(Entries from a dataset of interfaces)
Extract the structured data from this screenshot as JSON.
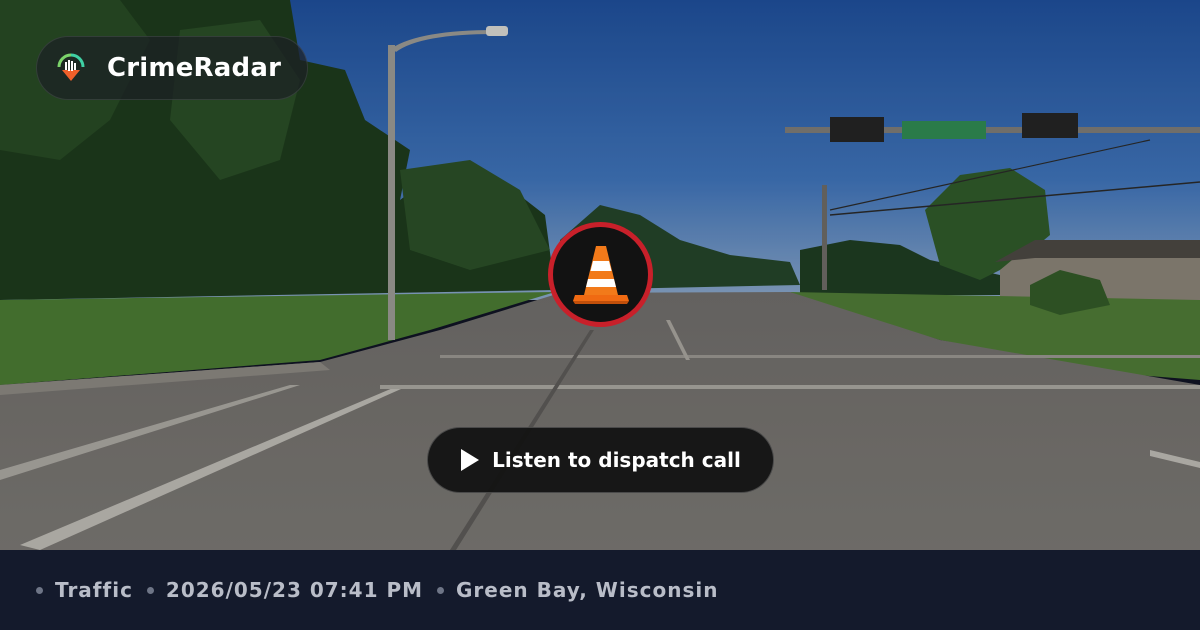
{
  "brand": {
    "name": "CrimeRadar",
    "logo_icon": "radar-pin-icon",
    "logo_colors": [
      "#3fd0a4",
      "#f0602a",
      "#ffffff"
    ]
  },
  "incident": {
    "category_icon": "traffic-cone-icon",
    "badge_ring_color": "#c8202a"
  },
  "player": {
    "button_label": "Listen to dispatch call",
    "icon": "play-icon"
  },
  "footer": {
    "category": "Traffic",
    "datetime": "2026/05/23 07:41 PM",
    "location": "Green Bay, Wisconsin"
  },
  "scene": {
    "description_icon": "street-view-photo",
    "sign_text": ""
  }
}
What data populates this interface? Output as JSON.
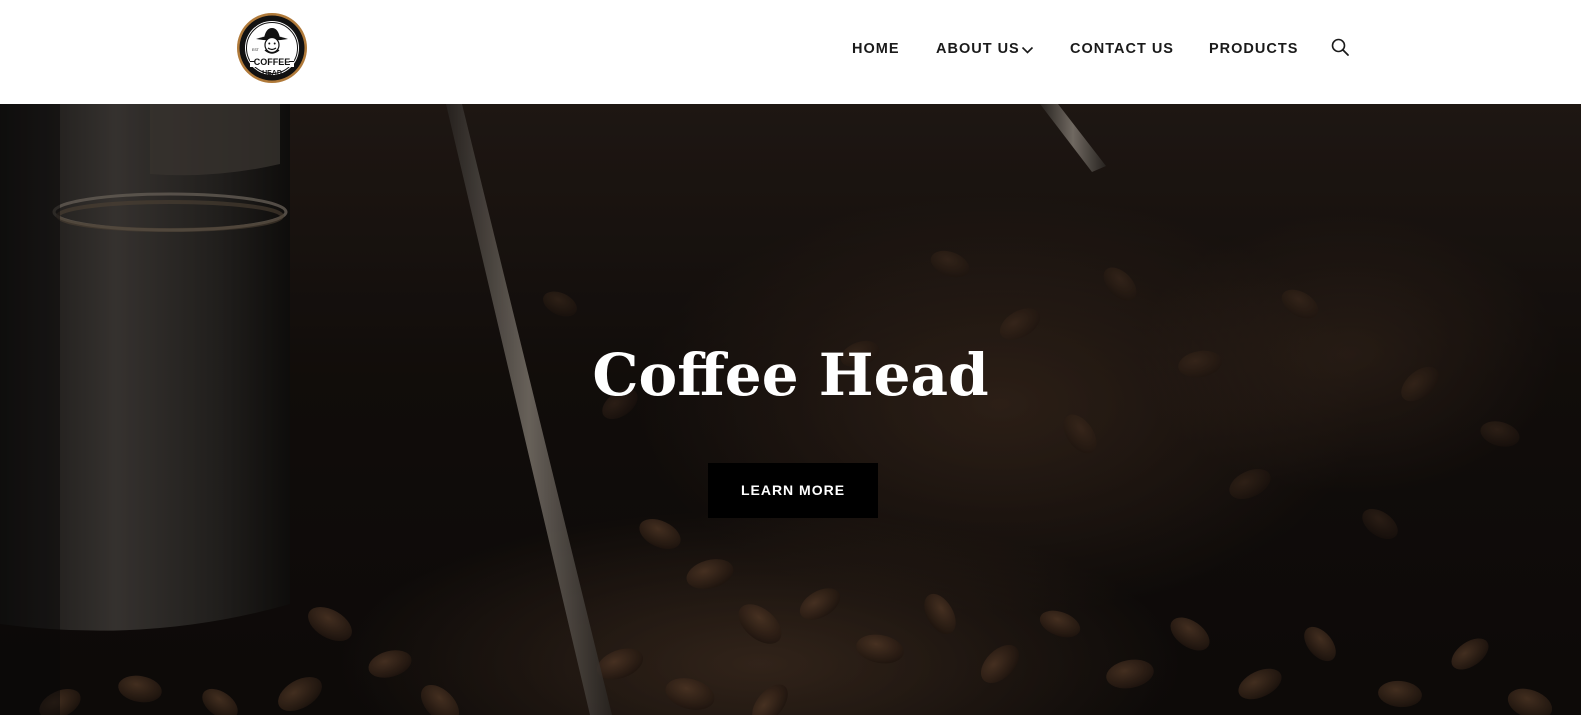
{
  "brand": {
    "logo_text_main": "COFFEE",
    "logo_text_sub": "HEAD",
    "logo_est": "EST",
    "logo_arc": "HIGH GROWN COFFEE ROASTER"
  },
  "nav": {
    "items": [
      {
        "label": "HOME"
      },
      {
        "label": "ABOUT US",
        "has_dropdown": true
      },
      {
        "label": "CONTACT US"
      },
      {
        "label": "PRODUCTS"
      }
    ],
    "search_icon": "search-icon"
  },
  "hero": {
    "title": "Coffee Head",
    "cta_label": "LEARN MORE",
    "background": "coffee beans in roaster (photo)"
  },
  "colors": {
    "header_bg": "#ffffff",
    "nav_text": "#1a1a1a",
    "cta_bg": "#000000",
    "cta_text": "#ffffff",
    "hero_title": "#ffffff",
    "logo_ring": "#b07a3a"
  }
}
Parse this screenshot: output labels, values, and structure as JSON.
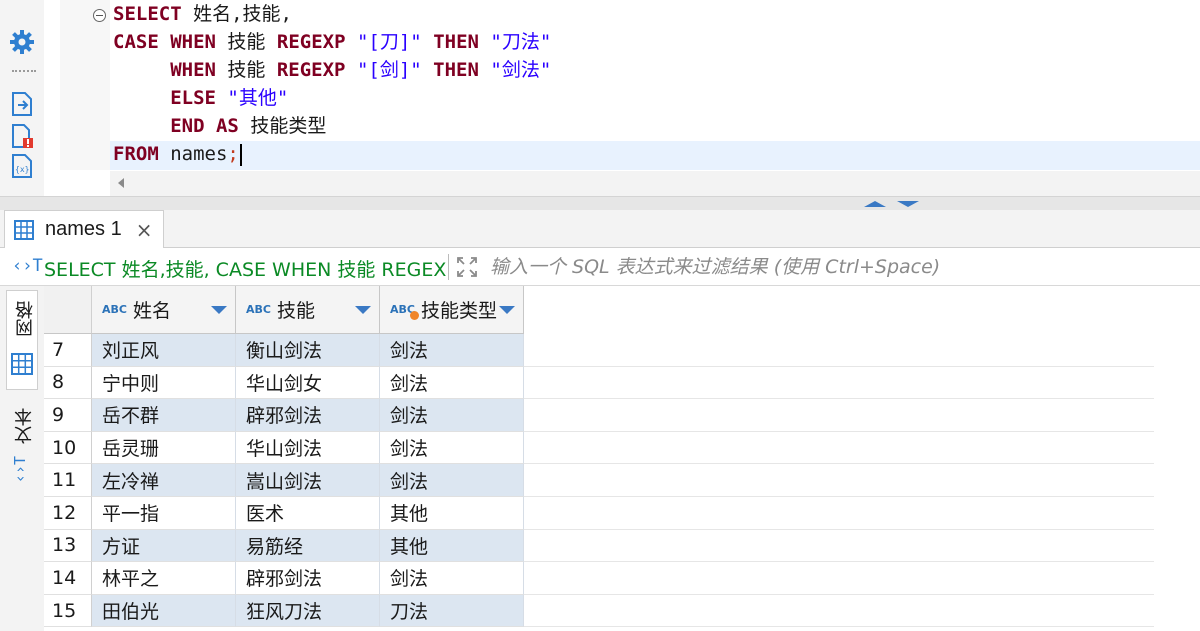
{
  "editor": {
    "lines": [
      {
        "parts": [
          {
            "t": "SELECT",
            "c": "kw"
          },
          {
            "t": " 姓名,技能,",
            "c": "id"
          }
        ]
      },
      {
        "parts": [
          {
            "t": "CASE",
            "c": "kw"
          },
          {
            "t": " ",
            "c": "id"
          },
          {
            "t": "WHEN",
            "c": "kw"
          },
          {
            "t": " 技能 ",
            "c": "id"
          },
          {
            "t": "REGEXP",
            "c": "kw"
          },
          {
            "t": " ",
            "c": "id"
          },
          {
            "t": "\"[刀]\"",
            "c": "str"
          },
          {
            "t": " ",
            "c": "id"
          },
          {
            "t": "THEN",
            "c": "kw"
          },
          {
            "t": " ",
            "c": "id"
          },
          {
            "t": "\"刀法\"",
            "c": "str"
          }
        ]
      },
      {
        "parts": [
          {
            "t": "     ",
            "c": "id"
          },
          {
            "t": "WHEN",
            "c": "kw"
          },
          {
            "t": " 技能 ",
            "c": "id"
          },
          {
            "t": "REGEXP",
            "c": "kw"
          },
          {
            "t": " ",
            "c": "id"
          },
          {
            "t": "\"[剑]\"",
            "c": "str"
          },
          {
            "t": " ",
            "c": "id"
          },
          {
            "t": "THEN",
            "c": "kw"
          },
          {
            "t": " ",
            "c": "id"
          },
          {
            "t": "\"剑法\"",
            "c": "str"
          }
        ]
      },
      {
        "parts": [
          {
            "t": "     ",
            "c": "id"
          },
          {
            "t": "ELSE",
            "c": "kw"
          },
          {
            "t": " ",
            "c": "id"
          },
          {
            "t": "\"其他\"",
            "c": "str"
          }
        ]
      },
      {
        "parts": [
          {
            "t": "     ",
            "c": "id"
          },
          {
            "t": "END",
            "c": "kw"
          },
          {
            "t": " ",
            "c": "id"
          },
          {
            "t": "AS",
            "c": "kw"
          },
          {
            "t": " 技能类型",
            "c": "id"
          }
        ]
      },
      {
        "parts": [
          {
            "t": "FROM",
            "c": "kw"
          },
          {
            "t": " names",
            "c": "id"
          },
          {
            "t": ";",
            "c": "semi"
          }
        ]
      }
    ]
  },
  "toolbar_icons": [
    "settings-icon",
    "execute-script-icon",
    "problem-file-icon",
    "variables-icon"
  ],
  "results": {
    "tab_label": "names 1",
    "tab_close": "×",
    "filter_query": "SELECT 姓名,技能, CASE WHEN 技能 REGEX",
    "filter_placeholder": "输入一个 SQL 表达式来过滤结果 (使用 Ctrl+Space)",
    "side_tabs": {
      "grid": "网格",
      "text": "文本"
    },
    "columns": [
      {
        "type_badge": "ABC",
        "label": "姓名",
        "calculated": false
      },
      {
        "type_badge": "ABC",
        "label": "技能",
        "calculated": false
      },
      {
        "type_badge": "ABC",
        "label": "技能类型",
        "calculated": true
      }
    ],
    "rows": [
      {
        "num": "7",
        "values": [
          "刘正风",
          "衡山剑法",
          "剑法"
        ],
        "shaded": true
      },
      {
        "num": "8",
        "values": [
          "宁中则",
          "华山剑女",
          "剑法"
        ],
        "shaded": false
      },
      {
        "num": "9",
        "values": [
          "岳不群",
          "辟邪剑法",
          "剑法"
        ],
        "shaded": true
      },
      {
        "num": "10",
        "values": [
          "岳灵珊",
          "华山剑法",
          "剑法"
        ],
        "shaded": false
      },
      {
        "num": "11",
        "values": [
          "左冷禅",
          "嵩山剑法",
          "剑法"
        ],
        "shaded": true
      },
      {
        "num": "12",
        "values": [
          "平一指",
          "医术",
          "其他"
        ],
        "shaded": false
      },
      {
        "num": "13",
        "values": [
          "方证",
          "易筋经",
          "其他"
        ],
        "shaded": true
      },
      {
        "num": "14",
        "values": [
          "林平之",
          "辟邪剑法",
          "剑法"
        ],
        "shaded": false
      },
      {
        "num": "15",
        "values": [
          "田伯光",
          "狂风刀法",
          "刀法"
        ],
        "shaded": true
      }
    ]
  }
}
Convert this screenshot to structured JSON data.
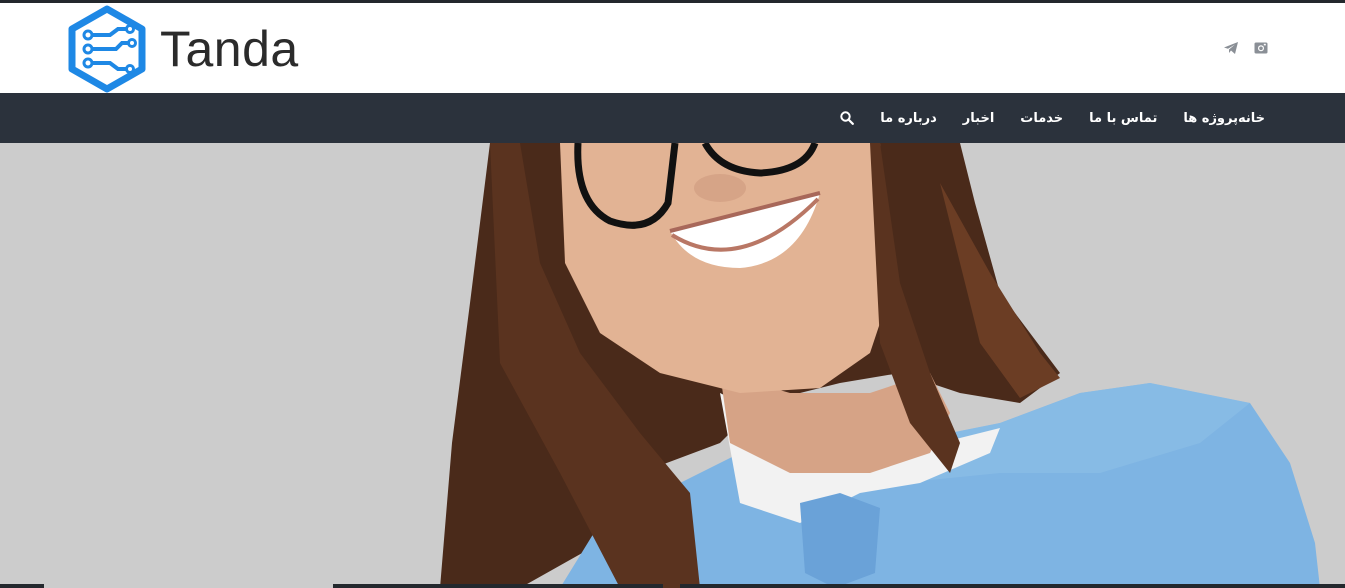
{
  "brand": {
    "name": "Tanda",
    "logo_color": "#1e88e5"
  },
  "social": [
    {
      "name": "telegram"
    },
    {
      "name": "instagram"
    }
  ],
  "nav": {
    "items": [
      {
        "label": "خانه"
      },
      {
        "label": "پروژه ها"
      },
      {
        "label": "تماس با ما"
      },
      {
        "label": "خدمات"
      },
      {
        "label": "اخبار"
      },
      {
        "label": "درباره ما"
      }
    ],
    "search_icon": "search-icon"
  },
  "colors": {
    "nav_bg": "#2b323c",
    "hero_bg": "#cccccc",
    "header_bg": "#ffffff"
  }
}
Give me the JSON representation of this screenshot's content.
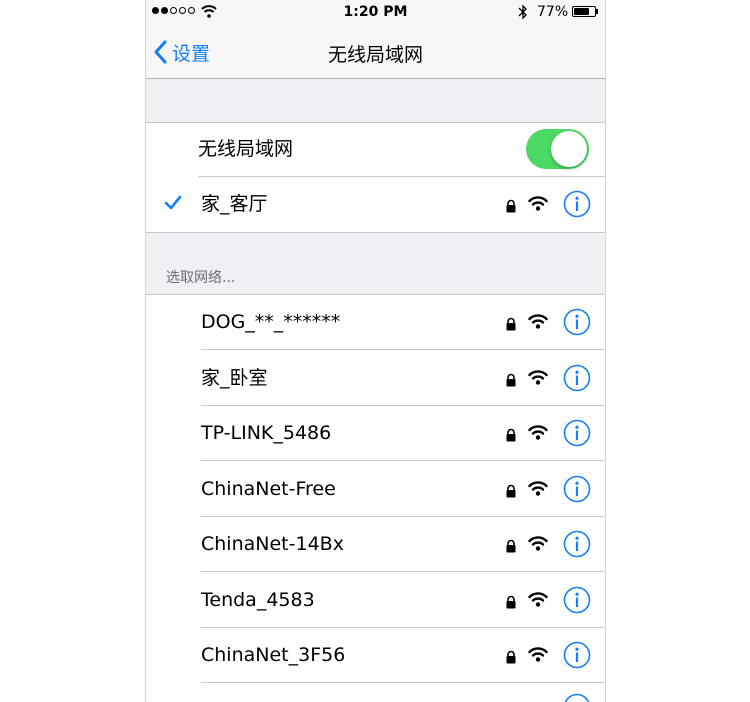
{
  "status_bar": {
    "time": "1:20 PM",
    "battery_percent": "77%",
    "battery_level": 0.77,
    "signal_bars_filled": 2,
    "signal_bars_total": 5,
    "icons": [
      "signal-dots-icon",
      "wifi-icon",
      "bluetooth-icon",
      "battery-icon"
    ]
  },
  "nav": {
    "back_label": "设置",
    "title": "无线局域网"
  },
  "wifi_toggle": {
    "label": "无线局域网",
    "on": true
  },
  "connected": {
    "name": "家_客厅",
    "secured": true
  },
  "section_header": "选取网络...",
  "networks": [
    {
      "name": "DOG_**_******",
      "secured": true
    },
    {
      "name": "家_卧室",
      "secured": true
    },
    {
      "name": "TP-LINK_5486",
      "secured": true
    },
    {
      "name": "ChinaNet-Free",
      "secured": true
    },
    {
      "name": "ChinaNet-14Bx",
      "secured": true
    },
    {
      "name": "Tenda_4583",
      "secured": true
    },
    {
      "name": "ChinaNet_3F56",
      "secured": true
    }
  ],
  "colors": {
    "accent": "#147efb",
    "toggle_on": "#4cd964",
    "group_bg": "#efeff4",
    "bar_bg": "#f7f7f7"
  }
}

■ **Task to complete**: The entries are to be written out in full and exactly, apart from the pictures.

■ **Result for this task**:
Extract the structured data from this screenshot as JSON.
{
  "brand": {
    "name": "CrimeRadar",
    "logo_icon": "radar-pin-icon",
    "logo_colors": [
      "#3fd0a4",
      "#f0602a",
      "#ffffff"
    ]
  },
  "incident": {
    "category_icon": "traffic-cone-icon",
    "badge_ring_color": "#c8202a"
  },
  "player": {
    "button_label": "Listen to dispatch call",
    "icon": "play-icon"
  },
  "footer": {
    "category": "Traffic",
    "datetime": "2026/05/23 07:41 PM",
    "location": "Green Bay, Wisconsin"
  },
  "scene": {
    "description_icon": "street-view-photo",
    "sign_text": ""
  }
}
What data populates this interface? Output as JSON.
{
  "brand": {
    "logo_text_main": "COFFEE",
    "logo_text_sub": "HEAD",
    "logo_est": "EST",
    "logo_arc": "HIGH GROWN COFFEE ROASTER"
  },
  "nav": {
    "items": [
      {
        "label": "HOME"
      },
      {
        "label": "ABOUT US",
        "has_dropdown": true
      },
      {
        "label": "CONTACT US"
      },
      {
        "label": "PRODUCTS"
      }
    ],
    "search_icon": "search-icon"
  },
  "hero": {
    "title": "Coffee Head",
    "cta_label": "LEARN MORE",
    "background": "coffee beans in roaster (photo)"
  },
  "colors": {
    "header_bg": "#ffffff",
    "nav_text": "#1a1a1a",
    "cta_bg": "#000000",
    "cta_text": "#ffffff",
    "hero_title": "#ffffff",
    "logo_ring": "#b07a3a"
  }
}
Parse this screenshot: output labels, values, and structure as JSON.
{
  "editor": {
    "lines": [
      {
        "parts": [
          {
            "t": "SELECT",
            "c": "kw"
          },
          {
            "t": " 姓名,技能,",
            "c": "id"
          }
        ]
      },
      {
        "parts": [
          {
            "t": "CASE",
            "c": "kw"
          },
          {
            "t": " ",
            "c": "id"
          },
          {
            "t": "WHEN",
            "c": "kw"
          },
          {
            "t": " 技能 ",
            "c": "id"
          },
          {
            "t": "REGEXP",
            "c": "kw"
          },
          {
            "t": " ",
            "c": "id"
          },
          {
            "t": "\"[刀]\"",
            "c": "str"
          },
          {
            "t": " ",
            "c": "id"
          },
          {
            "t": "THEN",
            "c": "kw"
          },
          {
            "t": " ",
            "c": "id"
          },
          {
            "t": "\"刀法\"",
            "c": "str"
          }
        ]
      },
      {
        "parts": [
          {
            "t": "     ",
            "c": "id"
          },
          {
            "t": "WHEN",
            "c": "kw"
          },
          {
            "t": " 技能 ",
            "c": "id"
          },
          {
            "t": "REGEXP",
            "c": "kw"
          },
          {
            "t": " ",
            "c": "id"
          },
          {
            "t": "\"[剑]\"",
            "c": "str"
          },
          {
            "t": " ",
            "c": "id"
          },
          {
            "t": "THEN",
            "c": "kw"
          },
          {
            "t": " ",
            "c": "id"
          },
          {
            "t": "\"剑法\"",
            "c": "str"
          }
        ]
      },
      {
        "parts": [
          {
            "t": "     ",
            "c": "id"
          },
          {
            "t": "ELSE",
            "c": "kw"
          },
          {
            "t": " ",
            "c": "id"
          },
          {
            "t": "\"其他\"",
            "c": "str"
          }
        ]
      },
      {
        "parts": [
          {
            "t": "     ",
            "c": "id"
          },
          {
            "t": "END",
            "c": "kw"
          },
          {
            "t": " ",
            "c": "id"
          },
          {
            "t": "AS",
            "c": "kw"
          },
          {
            "t": " 技能类型",
            "c": "id"
          }
        ]
      },
      {
        "parts": [
          {
            "t": "FROM",
            "c": "kw"
          },
          {
            "t": " names",
            "c": "id"
          },
          {
            "t": ";",
            "c": "semi"
          }
        ]
      }
    ]
  },
  "toolbar_icons": [
    "settings-icon",
    "execute-script-icon",
    "problem-file-icon",
    "variables-icon"
  ],
  "results": {
    "tab_label": "names 1",
    "tab_close": "×",
    "filter_query": "SELECT 姓名,技能, CASE WHEN 技能 REGEX",
    "filter_placeholder": "输入一个 SQL 表达式来过滤结果 (使用 Ctrl+Space)",
    "side_tabs": {
      "grid": "网格",
      "text": "文本"
    },
    "columns": [
      {
        "type_badge": "ABC",
        "label": "姓名",
        "calculated": false
      },
      {
        "type_badge": "ABC",
        "label": "技能",
        "calculated": false
      },
      {
        "type_badge": "ABC",
        "label": "技能类型",
        "calculated": true
      }
    ],
    "rows": [
      {
        "num": "7",
        "values": [
          "刘正风",
          "衡山剑法",
          "剑法"
        ],
        "shaded": true
      },
      {
        "num": "8",
        "values": [
          "宁中则",
          "华山剑女",
          "剑法"
        ],
        "shaded": false
      },
      {
        "num": "9",
        "values": [
          "岳不群",
          "辟邪剑法",
          "剑法"
        ],
        "shaded": true
      },
      {
        "num": "10",
        "values": [
          "岳灵珊",
          "华山剑法",
          "剑法"
        ],
        "shaded": false
      },
      {
        "num": "11",
        "values": [
          "左冷禅",
          "嵩山剑法",
          "剑法"
        ],
        "shaded": true
      },
      {
        "num": "12",
        "values": [
          "平一指",
          "医术",
          "其他"
        ],
        "shaded": false
      },
      {
        "num": "13",
        "values": [
          "方证",
          "易筋经",
          "其他"
        ],
        "shaded": true
      },
      {
        "num": "14",
        "values": [
          "林平之",
          "辟邪剑法",
          "剑法"
        ],
        "shaded": false
      },
      {
        "num": "15",
        "values": [
          "田伯光",
          "狂风刀法",
          "刀法"
        ],
        "shaded": true
      }
    ]
  }
}
Convert this screenshot to structured JSON data.
{
  "brand": {
    "name": "Tanda",
    "logo_color": "#1e88e5"
  },
  "social": [
    {
      "name": "telegram"
    },
    {
      "name": "instagram"
    }
  ],
  "nav": {
    "items": [
      {
        "label": "خانه"
      },
      {
        "label": "پروژه ها"
      },
      {
        "label": "تماس با ما"
      },
      {
        "label": "خدمات"
      },
      {
        "label": "اخبار"
      },
      {
        "label": "درباره ما"
      }
    ],
    "search_icon": "search-icon"
  },
  "colors": {
    "nav_bg": "#2b323c",
    "hero_bg": "#cccccc",
    "header_bg": "#ffffff"
  }
}
Give me the JSON representation of this screenshot's content.
{
  "status_bar": {
    "time": "1:20 PM",
    "battery_percent": "77%",
    "battery_level": 0.77,
    "signal_bars_filled": 2,
    "signal_bars_total": 5,
    "icons": [
      "signal-dots-icon",
      "wifi-icon",
      "bluetooth-icon",
      "battery-icon"
    ]
  },
  "nav": {
    "back_label": "设置",
    "title": "无线局域网"
  },
  "wifi_toggle": {
    "label": "无线局域网",
    "on": true
  },
  "connected": {
    "name": "家_客厅",
    "secured": true
  },
  "section_header": "选取网络...",
  "networks": [
    {
      "name": "DOG_**_******",
      "secured": true
    },
    {
      "name": "家_卧室",
      "secured": true
    },
    {
      "name": "TP-LINK_5486",
      "secured": true
    },
    {
      "name": "ChinaNet-Free",
      "secured": true
    },
    {
      "name": "ChinaNet-14Bx",
      "secured": true
    },
    {
      "name": "Tenda_4583",
      "secured": true
    },
    {
      "name": "ChinaNet_3F56",
      "secured": true
    }
  ],
  "colors": {
    "accent": "#147efb",
    "toggle_on": "#4cd964",
    "group_bg": "#efeff4",
    "bar_bg": "#f7f7f7"
  }
}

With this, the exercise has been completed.